Keep Up The Rates To Help #PreventPneumo
World Pneumonia Day, held on November 12 each year, is focused on raising awareness of the burden of pneumonia and the importance of timely prevention and treatment of the serious disease. In the US, pneumococcal pneumonia causes at least 150,000 hospitalizations each year. About 1 in 20 individuals who get pneumococcal pneumonia will die and the death rate is higher in those age 65 years and older.
Although there are safe and effective vaccines to help prevent pneumococcal disease, according to a recent survey by the National Foundation for Infectious Diseases (NFID), among adults age 65 years and older, and those with an underlying health condition who are at higher risk for pneumococcal disease, 51 percent are not familiar with pneumococcal disease and only about a third (32 percent) report that they have been advised to get vaccinated against pneumococcal disease.
“Pneumococcal pneumonia is a very serious disease that can strike anyone, however, older adults and those with chronic health conditions like COPD, asthma, diabetes, or chronic heart disease face a greater risk,” says Erika Sward, national assistant vice president of advocacy at the American Lung Association, a partner of the NFID Keep Up The Rates campaign, which encourages all individuals to receive recommended vaccines that may have been delayed during the COVID-19 pandemic. “We encourage all individuals to take steps to prevent infectious respiratory diseases, including getting vaccinated against both pneumococcal disease and influenza, as recommended.”

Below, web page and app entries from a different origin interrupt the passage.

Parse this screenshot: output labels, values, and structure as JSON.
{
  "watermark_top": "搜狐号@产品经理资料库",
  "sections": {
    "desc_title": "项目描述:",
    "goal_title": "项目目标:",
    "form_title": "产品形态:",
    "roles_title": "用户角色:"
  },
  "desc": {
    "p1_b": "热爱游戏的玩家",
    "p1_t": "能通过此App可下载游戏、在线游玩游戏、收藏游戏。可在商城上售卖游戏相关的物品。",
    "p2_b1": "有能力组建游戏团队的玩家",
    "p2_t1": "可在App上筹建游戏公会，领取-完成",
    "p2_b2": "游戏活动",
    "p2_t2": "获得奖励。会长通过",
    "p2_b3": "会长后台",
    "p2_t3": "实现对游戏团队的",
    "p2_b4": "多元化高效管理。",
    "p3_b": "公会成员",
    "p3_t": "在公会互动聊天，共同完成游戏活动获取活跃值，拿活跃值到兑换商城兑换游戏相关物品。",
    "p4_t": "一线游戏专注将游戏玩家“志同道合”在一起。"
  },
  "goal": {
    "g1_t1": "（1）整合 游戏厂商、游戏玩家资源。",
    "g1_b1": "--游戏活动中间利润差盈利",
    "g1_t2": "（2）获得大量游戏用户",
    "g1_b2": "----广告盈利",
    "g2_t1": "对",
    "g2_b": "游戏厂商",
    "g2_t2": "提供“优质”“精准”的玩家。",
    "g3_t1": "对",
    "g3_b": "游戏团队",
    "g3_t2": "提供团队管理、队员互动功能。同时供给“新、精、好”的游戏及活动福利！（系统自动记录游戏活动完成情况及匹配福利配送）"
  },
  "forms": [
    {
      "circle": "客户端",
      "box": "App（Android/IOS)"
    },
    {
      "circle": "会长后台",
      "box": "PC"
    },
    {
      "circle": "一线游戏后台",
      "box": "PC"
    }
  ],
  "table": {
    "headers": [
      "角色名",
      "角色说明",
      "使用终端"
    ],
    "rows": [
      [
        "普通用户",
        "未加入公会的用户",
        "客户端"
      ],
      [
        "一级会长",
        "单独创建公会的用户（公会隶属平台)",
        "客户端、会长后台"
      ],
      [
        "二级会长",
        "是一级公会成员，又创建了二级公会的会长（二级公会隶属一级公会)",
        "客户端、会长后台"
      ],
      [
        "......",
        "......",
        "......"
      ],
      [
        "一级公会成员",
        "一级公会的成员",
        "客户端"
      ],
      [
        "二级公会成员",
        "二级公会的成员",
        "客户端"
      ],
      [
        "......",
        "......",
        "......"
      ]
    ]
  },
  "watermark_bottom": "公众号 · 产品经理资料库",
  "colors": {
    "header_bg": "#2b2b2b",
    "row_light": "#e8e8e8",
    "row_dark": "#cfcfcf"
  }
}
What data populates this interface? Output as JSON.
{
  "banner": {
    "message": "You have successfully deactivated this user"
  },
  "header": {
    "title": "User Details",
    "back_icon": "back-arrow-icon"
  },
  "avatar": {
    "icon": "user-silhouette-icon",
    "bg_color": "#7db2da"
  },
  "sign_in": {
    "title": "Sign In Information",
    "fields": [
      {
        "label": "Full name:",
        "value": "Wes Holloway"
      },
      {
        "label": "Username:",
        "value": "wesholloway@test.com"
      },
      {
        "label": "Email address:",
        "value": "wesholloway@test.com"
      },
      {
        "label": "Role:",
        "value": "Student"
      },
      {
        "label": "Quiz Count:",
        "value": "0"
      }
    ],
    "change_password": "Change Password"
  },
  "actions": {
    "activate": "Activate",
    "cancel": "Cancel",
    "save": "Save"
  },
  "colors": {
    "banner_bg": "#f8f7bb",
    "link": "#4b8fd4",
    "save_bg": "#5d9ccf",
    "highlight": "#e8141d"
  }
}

Children younger than age 2 years, older adults, and those with chronic health conditions are at increased risk of developing pneumococcal pneumonia. In fact, the American Lung Association reports that adults age 65 years and older are at a nearly four times greater risk for pneumococcal pneumonia versus healthy adults age 18–64 years. They are also more than 10 times more likely to be hospitalized with pneumonia when compared to younger people.
Communities of color are also at higher risk of complications from pneumococcal disease. Research has also shown that Black males experience higher mortality rates from both influenza and pneumonia than White males. Black and Hispanic adults age 65 years and older are also less likely to be vaccinated against pneumococcal disease than older adults of other races.
“Communities of color are particularly susceptible to pneumonia due to a lack of access to high-quality healthcare,” said Karyne Jones, president and CEO of the National Caucus and Center on Black Aging, another Keep Up The Rates partner. “I encourage everyone to ask a healthcare professional about the vaccines that are right for them, to help lower their risk by getting vaccinated against dangerous and deadly diseases.”
Pneumococcal vaccines are recommended for children younger than age 2 years, individuals age 2-64 years with certain medical conditions, and adults age 65 years and older. Influenza (flu) season is a good time to make sure you are up to date on pneumococcal vaccination, as pneumococcal disease can be a serious complication of flu. Talk to a healthcare professional about recommended vaccines for you and your family.
Nearly 150 partners have joined the NFID Keep Up The Rates campaign to promote the critical goal of encouraging policymakers, patients, and healthcare professionals to take the necessary steps to maintain vaccination rates nationwide. The campaign recently released an animated video public service announcement that highlights the safety and convenience of coadministration of COVID-19 vaccines with other routine vaccinations, including vaccines to prevent pneumococcal disease.
Learn more about the Keep Up The Rates campaign and view shareable resources at www.nfid.org/KeepUpTheRates.
To join the conversation and get the latest news on infectious diseases, follow NFID on Twitter using the hashtags #KeepUpTheRates and #PreventPneumo, like us on Facebook, follow us on Instagram, visit us on LinkedIn, and subscribe to receive future NFID Updates.